▸ **Task**:
Show each line of the listing in which the word "folder" occurs.

[Extracted information — start]

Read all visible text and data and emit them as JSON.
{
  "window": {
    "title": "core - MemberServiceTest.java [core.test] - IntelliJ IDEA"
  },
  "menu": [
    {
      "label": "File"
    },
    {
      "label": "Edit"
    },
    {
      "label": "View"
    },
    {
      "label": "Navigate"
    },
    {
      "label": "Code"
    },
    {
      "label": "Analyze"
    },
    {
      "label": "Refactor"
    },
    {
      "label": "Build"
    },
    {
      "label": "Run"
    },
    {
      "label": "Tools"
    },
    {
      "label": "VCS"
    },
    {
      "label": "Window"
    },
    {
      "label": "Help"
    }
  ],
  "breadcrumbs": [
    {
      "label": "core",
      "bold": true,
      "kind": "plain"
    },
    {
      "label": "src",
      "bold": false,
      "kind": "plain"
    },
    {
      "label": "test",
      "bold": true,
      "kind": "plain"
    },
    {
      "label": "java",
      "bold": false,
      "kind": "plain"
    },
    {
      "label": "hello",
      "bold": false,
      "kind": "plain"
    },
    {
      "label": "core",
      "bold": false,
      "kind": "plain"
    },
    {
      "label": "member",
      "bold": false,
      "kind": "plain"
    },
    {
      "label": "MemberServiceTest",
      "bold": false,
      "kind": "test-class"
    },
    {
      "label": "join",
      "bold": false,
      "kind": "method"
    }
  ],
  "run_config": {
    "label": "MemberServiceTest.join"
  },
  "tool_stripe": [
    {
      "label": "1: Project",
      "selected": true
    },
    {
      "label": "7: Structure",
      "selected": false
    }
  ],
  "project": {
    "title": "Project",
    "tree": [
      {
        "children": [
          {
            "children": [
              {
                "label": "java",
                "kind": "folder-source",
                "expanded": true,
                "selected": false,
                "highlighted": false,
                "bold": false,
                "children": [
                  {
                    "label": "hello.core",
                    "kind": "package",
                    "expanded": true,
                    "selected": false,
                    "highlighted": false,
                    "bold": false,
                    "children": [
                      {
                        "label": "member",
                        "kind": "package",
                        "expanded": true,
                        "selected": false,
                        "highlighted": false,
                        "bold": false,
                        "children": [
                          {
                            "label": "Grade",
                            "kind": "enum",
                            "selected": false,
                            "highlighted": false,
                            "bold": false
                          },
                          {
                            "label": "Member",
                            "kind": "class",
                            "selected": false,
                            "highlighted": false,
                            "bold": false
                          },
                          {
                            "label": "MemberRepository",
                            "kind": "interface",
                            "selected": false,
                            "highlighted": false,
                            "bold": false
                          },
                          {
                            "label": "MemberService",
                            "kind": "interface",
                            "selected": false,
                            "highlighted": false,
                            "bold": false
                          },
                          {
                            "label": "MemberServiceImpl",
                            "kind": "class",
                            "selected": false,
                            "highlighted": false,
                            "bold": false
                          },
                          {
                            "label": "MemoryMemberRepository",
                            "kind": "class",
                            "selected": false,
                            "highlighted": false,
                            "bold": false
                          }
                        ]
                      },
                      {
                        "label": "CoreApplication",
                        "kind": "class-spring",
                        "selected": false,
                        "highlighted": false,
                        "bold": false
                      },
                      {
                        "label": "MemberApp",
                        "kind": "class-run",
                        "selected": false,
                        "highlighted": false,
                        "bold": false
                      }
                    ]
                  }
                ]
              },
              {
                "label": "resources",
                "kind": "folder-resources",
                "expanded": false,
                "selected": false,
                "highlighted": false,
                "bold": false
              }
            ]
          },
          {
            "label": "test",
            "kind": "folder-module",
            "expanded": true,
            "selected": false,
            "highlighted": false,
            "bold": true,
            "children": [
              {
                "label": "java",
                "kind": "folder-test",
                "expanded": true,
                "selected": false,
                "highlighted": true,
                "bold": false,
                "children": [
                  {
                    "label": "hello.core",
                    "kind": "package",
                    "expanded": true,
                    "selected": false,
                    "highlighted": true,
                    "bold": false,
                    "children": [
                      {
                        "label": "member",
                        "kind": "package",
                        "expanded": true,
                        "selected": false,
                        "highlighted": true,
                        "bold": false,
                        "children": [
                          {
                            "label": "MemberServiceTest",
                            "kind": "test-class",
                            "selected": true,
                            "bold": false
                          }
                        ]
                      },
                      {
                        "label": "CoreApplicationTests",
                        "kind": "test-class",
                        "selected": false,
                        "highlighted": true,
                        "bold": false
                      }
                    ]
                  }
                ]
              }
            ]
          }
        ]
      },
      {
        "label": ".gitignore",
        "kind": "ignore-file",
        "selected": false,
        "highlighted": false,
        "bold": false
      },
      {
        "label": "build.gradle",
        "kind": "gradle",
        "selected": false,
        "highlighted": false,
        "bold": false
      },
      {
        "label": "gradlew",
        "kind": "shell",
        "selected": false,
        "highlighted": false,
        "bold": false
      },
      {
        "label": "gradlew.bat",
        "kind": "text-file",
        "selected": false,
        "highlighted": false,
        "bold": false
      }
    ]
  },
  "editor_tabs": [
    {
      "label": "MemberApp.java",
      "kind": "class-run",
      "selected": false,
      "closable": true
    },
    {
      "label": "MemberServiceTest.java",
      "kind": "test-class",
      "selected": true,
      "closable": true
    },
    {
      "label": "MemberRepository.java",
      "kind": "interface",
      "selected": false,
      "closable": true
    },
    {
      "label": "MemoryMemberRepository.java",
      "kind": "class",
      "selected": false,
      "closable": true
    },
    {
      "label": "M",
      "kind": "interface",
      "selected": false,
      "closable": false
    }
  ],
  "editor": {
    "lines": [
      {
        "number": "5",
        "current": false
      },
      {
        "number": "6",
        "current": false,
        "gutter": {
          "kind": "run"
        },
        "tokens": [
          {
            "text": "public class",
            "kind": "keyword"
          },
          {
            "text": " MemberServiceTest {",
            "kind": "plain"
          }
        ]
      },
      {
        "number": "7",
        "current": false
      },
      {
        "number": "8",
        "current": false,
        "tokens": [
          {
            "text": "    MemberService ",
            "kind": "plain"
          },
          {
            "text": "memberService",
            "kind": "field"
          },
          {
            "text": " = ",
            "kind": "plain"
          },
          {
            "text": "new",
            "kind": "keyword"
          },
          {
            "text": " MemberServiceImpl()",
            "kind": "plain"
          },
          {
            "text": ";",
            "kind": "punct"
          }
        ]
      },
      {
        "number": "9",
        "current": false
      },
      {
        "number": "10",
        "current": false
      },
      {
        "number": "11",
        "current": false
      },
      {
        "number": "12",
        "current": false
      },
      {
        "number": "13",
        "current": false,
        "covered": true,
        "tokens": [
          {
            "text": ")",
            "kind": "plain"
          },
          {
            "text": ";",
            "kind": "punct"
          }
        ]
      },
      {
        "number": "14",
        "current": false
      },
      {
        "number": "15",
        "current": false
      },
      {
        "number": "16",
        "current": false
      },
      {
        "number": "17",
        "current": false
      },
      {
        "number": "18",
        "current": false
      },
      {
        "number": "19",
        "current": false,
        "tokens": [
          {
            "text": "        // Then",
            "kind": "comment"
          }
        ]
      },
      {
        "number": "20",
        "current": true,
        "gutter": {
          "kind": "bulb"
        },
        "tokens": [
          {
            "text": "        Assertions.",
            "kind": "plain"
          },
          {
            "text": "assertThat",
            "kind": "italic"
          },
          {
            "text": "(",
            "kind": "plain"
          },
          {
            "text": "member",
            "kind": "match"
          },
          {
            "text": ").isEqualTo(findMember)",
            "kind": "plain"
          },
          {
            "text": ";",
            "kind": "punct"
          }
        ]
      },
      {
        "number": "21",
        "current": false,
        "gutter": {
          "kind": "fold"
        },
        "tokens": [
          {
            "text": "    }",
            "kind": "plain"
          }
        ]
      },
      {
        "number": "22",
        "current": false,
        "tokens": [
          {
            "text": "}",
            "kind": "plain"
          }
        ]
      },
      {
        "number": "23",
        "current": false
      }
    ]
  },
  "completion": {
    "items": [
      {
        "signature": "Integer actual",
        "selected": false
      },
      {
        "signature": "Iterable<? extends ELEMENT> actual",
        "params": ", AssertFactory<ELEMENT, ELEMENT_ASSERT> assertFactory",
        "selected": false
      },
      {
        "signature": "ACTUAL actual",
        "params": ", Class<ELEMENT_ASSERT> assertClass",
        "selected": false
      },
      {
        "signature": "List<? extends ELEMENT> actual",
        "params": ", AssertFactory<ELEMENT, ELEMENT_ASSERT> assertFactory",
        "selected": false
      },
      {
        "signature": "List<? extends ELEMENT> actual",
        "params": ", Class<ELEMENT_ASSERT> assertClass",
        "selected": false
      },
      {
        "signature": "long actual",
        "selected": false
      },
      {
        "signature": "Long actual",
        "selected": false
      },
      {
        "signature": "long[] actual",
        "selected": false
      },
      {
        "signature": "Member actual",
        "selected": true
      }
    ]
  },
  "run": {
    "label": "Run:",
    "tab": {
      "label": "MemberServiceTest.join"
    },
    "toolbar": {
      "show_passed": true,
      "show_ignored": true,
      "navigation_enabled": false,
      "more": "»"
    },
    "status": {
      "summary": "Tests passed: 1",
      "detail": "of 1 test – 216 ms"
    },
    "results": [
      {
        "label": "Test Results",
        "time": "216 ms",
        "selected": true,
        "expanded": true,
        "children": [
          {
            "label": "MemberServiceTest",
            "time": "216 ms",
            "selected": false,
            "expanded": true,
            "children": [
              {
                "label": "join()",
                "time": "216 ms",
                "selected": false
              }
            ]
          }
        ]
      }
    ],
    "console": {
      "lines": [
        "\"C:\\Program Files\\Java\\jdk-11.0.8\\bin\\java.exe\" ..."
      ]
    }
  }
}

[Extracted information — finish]

▸ **Output**:
                "kind": "folder-source",
                "kind": "folder-resources",
            "kind": "folder-module",
                "kind": "folder-test",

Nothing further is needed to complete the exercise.